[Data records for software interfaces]
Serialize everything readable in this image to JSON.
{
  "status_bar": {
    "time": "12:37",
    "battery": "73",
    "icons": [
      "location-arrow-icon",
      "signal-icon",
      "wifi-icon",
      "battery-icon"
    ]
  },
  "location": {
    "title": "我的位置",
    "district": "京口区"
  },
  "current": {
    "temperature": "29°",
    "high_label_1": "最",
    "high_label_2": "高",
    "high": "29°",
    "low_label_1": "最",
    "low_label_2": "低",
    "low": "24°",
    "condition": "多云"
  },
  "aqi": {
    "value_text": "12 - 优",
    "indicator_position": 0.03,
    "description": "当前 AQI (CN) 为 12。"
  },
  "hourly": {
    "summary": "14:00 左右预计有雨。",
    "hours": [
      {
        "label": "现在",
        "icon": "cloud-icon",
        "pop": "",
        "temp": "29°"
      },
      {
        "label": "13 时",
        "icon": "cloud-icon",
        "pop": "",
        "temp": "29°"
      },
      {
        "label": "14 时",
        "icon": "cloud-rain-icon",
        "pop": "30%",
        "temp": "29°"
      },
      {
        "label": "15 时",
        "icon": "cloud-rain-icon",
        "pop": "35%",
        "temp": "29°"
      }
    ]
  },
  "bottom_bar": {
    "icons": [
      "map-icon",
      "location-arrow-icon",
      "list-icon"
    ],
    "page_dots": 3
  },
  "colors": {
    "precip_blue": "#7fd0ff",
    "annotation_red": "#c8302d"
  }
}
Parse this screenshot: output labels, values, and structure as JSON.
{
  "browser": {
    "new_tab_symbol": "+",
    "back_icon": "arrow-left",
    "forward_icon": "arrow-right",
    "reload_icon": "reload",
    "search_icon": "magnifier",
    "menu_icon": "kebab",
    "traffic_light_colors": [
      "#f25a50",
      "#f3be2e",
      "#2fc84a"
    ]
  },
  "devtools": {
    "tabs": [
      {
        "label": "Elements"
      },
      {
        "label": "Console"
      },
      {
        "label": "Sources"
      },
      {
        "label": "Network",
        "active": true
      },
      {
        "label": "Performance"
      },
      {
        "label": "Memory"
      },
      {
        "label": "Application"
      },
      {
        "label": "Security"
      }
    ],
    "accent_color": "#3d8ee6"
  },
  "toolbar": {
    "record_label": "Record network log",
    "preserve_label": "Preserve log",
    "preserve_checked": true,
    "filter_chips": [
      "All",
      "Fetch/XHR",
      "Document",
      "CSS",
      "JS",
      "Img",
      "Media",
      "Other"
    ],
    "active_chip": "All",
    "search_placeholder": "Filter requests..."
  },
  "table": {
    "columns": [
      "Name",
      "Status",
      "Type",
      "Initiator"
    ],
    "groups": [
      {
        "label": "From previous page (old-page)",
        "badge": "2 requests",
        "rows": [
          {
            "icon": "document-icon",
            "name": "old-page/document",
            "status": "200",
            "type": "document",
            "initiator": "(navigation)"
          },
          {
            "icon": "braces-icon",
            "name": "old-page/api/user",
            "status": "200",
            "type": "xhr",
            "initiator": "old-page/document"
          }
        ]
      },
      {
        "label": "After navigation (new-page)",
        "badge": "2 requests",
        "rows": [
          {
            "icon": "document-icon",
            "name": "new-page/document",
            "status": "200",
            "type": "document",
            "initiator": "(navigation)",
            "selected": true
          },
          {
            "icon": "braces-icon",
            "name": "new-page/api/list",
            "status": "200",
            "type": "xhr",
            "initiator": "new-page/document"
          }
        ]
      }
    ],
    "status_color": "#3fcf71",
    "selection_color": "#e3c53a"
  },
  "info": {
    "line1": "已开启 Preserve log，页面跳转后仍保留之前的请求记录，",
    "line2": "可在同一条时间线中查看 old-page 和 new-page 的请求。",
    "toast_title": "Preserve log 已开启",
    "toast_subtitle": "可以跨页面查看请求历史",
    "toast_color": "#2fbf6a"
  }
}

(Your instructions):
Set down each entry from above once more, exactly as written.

(Task response):
Serialize everything readable in this image to JSON.
{
  "status_bar": {
    "time": "12:37",
    "battery": "73",
    "icons": [
      "location-arrow-icon",
      "signal-icon",
      "wifi-icon",
      "battery-icon"
    ]
  },
  "location": {
    "title": "我的位置",
    "district": "京口区"
  },
  "current": {
    "temperature": "29°",
    "high_label_1": "最",
    "high_label_2": "高",
    "high": "29°",
    "low_label_1": "最",
    "low_label_2": "低",
    "low": "24°",
    "condition": "多云"
  },
  "aqi": {
    "value_text": "12 - 优",
    "indicator_position": 0.03,
    "description": "当前 AQI (CN) 为 12。"
  },
  "hourly": {
    "summary": "14:00 左右预计有雨。",
    "hours": [
      {
        "label": "现在",
        "icon": "cloud-icon",
        "pop": "",
        "temp": "29°"
      },
      {
        "label": "13 时",
        "icon": "cloud-icon",
        "pop": "",
        "temp": "29°"
      },
      {
        "label": "14 时",
        "icon": "cloud-rain-icon",
        "pop": "30%",
        "temp": "29°"
      },
      {
        "label": "15 时",
        "icon": "cloud-rain-icon",
        "pop": "35%",
        "temp": "29°"
      }
    ]
  },
  "bottom_bar": {
    "icons": [
      "map-icon",
      "location-arrow-icon",
      "list-icon"
    ],
    "page_dots": 3
  },
  "colors": {
    "precip_blue": "#7fd0ff",
    "annotation_red": "#c8302d"
  }
}
Parse this screenshot: output labels, values, and structure as JSON.
{
  "browser": {
    "new_tab_symbol": "+",
    "back_icon": "arrow-left",
    "forward_icon": "arrow-right",
    "reload_icon": "reload",
    "search_icon": "magnifier",
    "menu_icon": "kebab",
    "traffic_light_colors": [
      "#f25a50",
      "#f3be2e",
      "#2fc84a"
    ]
  },
  "devtools": {
    "tabs": [
      {
        "label": "Elements"
      },
      {
        "label": "Console"
      },
      {
        "label": "Sources"
      },
      {
        "label": "Network",
        "active": true
      },
      {
        "label": "Performance"
      },
      {
        "label": "Memory"
      },
      {
        "label": "Application"
      },
      {
        "label": "Security"
      }
    ],
    "accent_color": "#3d8ee6"
  },
  "toolbar": {
    "record_label": "Record network log",
    "preserve_label": "Preserve log",
    "preserve_checked": true,
    "filter_chips": [
      "All",
      "Fetch/XHR",
      "Document",
      "CSS",
      "JS",
      "Img",
      "Media",
      "Other"
    ],
    "active_chip": "All",
    "search_placeholder": "Filter requests..."
  },
  "table": {
    "columns": [
      "Name",
      "Status",
      "Type",
      "Initiator"
    ],
    "groups": [
      {
        "label": "From previous page (old-page)",
        "badge": "2 requests",
        "rows": [
          {
            "icon": "document-icon",
            "name": "old-page/document",
            "status": "200",
            "type": "document",
            "initiator": "(navigation)"
          },
          {
            "icon": "braces-icon",
            "name": "old-page/api/user",
            "status": "200",
            "type": "xhr",
            "initiator": "old-page/document"
          }
        ]
      },
      {
        "label": "After navigation (new-page)",
        "badge": "2 requests",
        "rows": [
          {
            "icon": "document-icon",
            "name": "new-page/document",
            "status": "200",
            "type": "document",
            "initiator": "(navigation)",
            "selected": true
          },
          {
            "icon": "braces-icon",
            "name": "new-page/api/list",
            "status": "200",
            "type": "xhr",
            "initiator": "new-page/document"
          }
        ]
      }
    ],
    "status_color": "#3fcf71",
    "selection_color": "#e3c53a"
  },
  "info": {
    "line1": "已开启 Preserve log，页面跳转后仍保留之前的请求记录，",
    "line2": "可在同一条时间线中查看 old-page 和 new-page 的请求。",
    "toast_title": "Preserve log 已开启",
    "toast_subtitle": "可以跨页面查看请求历史",
    "toast_color": "#2fbf6a"
  }
}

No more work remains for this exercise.